…When You Can Blog
For as much as we would like to have our music be the true conduit through which others can understand who we are, it is increasingly necessary for living composers to allow musicians and audiences to discover who the person is behind the score.
A few years ago, my student-run new music organization Ethos began an “Overnight Composers” series. We bring composers who are relatively early in their careers to campus for a day. There’s no attendant concert or residency other than a couple of lecture-presentations on their own music and a topic of their choice. After treating them well once the lectures are done and putting them up for the night, we fly them back the next morning. It works out really well, since it increases the number of early- and mid-level composers that my students get to interact with (both through the presentations as well as taking them out to dinner afterwards). For many of our guests it also provides a useful line on their tenure dossiers as well as experience presenting their music to a new music department.
This week Jennifer Jolley will be joining us as our first “overnight composer” of the year. An active composer and educator–a recent graduate of the Cincinnati College-Conservatory of Music, she’s just started her first year as the new assistant professor of music composition and theory at Ohio Wesleyan University–Jennifer has garnered quite a following within the new music community, although not for what you would normally expect. While most composers become well-known because of their successes and the accolades that follow, readers of Jennifer’s blog “Why Compose When You Can Blog?” know her because of her failures.
In addition to blog posts on topics such as studying composition, turning 29, explaining why composing in bed is bad for you, taking a lesson with Augusta Read Thomas, and celebrating Cincinnati’s first streetcar, Jennifer has a running series of blog posts (she’s up to #60) entitled “Composer Fail.” Emerging from her suggestion that composers keep their rejection letters from competitions and job applications for scrapbooking purposes, Jennifer decided to post each of her rejections as they came in. Over time she has allowed the series to evolve (eventually adding photos of cats to each one, for instance). “Composer Wins” are posted as well.
I find this interesting and important for a few reasons. First, the fact that Jennifer is already up to sixty “fails” in the two and a half years since she started the series points to the number of competitions for which she’s applying. This is a wonderful demonstration–teaching through example–of the doggedness and stubbornness that many composers need to have in order to establish their reputations and find their place. Second, the simple fact that a composer is brave enough to put their career, with all its nooks and crannies, on public display is notable. Most composers, if they do take care of their public image at all, do their utmost to emphasize only the best parts. While this is perfectly natural–few of us enjoy having a spotlight shone on our foibles–it also has created a slightly “artificially enhanced” quality over a good portion of our community. Finally, one gets the sense–by reading not only the “fail” posts but the entire blog–of who Jennifer is as a person; to be honest, I’m excited to meet her tomorrow partially because I already have a sense of who she is.
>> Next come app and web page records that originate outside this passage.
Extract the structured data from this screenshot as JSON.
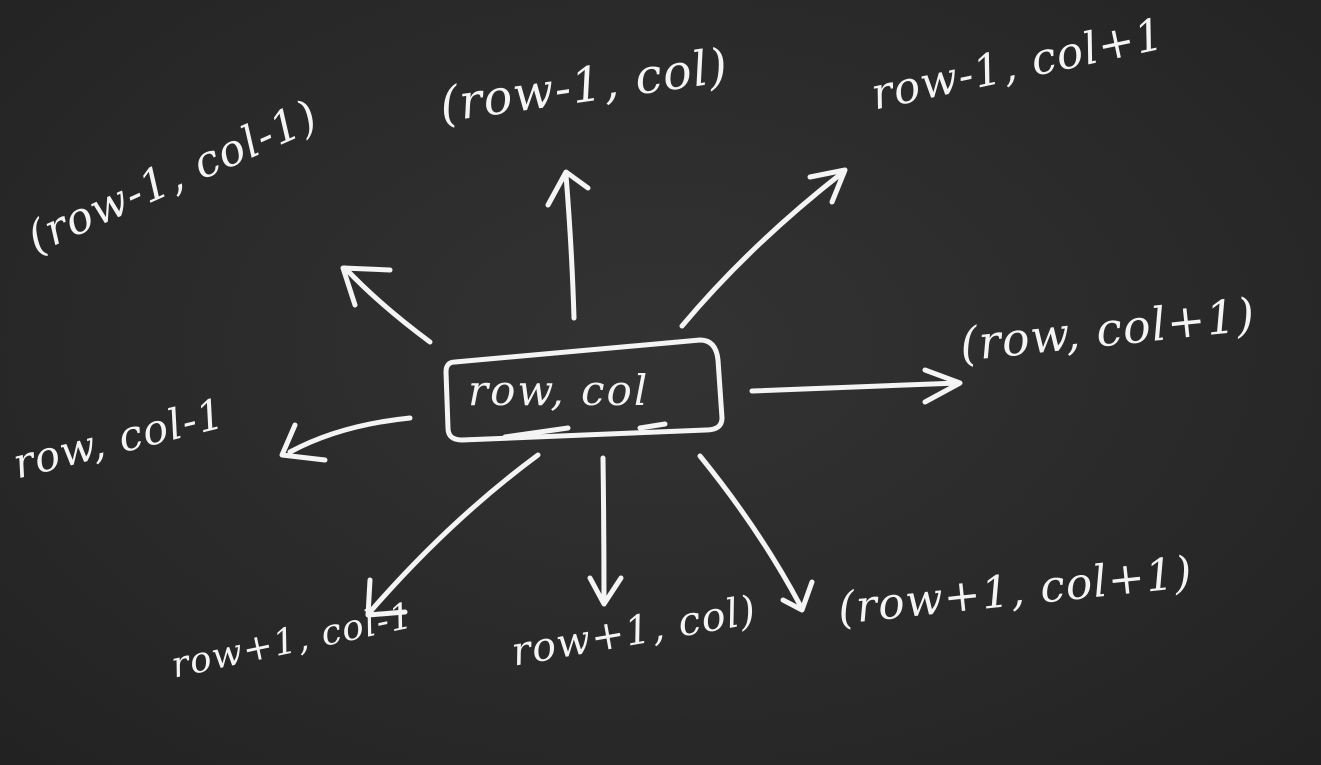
{
  "center": {
    "label": "row, col"
  },
  "neighbors": {
    "up_left": "(row-1, col-1)",
    "up": "(row-1, col)",
    "up_right": "row-1, col+1",
    "right": "(row, col+1)",
    "left": "row, col-1",
    "down_left": "row+1, col-1",
    "down": "row+1, col)",
    "down_right": "(row+1, col+1)"
  },
  "colors": {
    "board": "#2b2b2b",
    "chalk": "#f4f4f4"
  }
}
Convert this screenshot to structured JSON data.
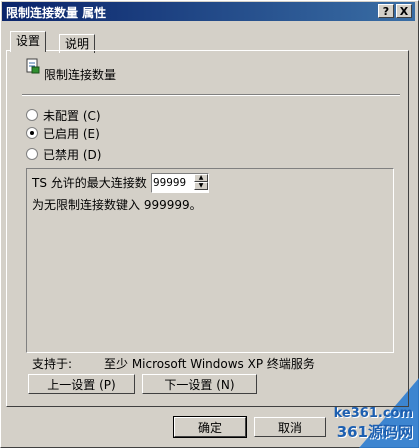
{
  "window": {
    "title": "限制连接数量 属性",
    "help_button": "?",
    "close_button": "X"
  },
  "tabs": [
    {
      "label": "设置"
    },
    {
      "label": "说明"
    }
  ],
  "policy": {
    "title": "限制连接数量"
  },
  "radios": [
    {
      "label": "未配置 (C)",
      "checked": false
    },
    {
      "label": "已启用 (E)",
      "checked": true
    },
    {
      "label": "已禁用 (D)",
      "checked": false
    }
  ],
  "options": {
    "max_label": "TS 允许的最大连接数",
    "max_value": "99999",
    "hint": "为无限制连接数键入 999999。"
  },
  "support": {
    "label": "支持于:",
    "value": "至少 Microsoft Windows XP 终端服务"
  },
  "nav": {
    "prev": "上一设置 (P)",
    "next": "下一设置 (N)"
  },
  "footer": {
    "ok": "确定",
    "cancel": "取消"
  },
  "watermark": {
    "site": "ke361.com",
    "brand": "361源码网"
  }
}
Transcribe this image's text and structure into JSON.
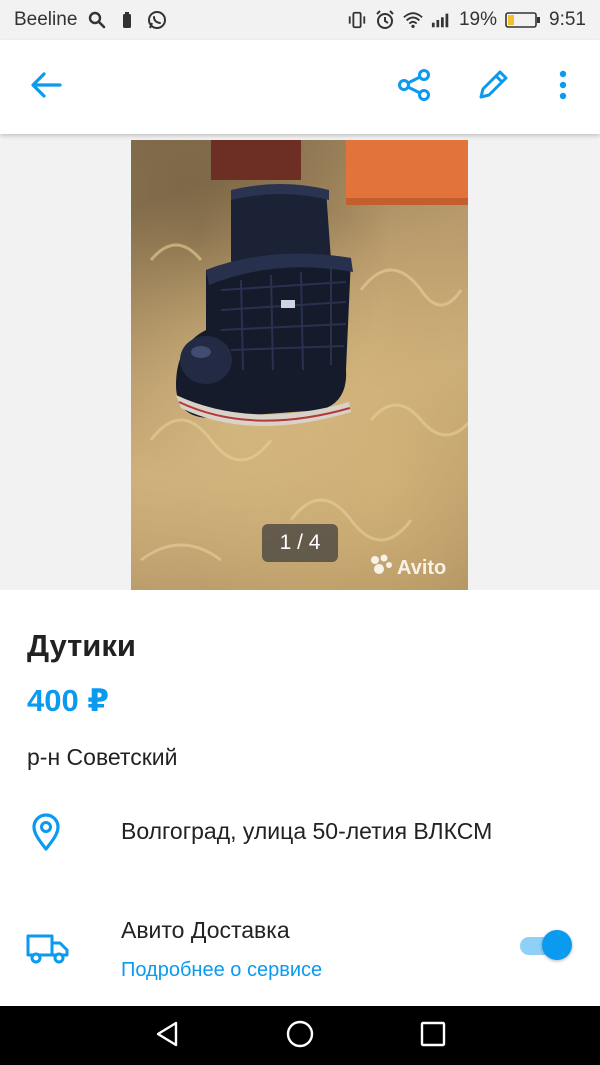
{
  "status_bar": {
    "carrier": "Beeline",
    "battery_percent": "19%",
    "time": "9:51",
    "icons_left": [
      "search-icon",
      "battery-saver-icon",
      "whatsapp-icon"
    ],
    "icons_right": [
      "vibrate-icon",
      "alarm-icon",
      "wifi-icon",
      "signal-icon",
      "battery-icon"
    ]
  },
  "app_bar": {
    "icons": [
      "back-arrow-icon",
      "share-icon",
      "edit-icon",
      "more-vert-icon"
    ]
  },
  "gallery": {
    "counter": "1 / 4",
    "watermark": "Avito"
  },
  "listing": {
    "title": "Дутики",
    "price": "400 ₽",
    "district": "р-н Советский",
    "address": "Волгоград, улица 50-летия ВЛКСМ"
  },
  "delivery": {
    "title": "Авито Доставка",
    "link": "Подробнее о сервисе",
    "enabled": true
  },
  "colors": {
    "accent": "#0a9af0",
    "text": "#222222",
    "status_bar_bg": "#f2f2f2",
    "nav_bar_bg": "#000000"
  }
}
This last point is especially important for composers. For as much as we would like to have our music be the true conduit through which others can understand who we are, it is increasingly necessary for living composers to allow musicians and audiences to discover who the person is behind the score. Performers want to be able to not only enjoy a composer’s music but enjoy working with a composer on a personal basis. Whether it is through the use of a personal blog–both Nico Muhly and John Mackey are deeply associated with their online musings–or other means, the decision to allow others to see at least a part of one’s life as a composer is something that we all will have to make in the future.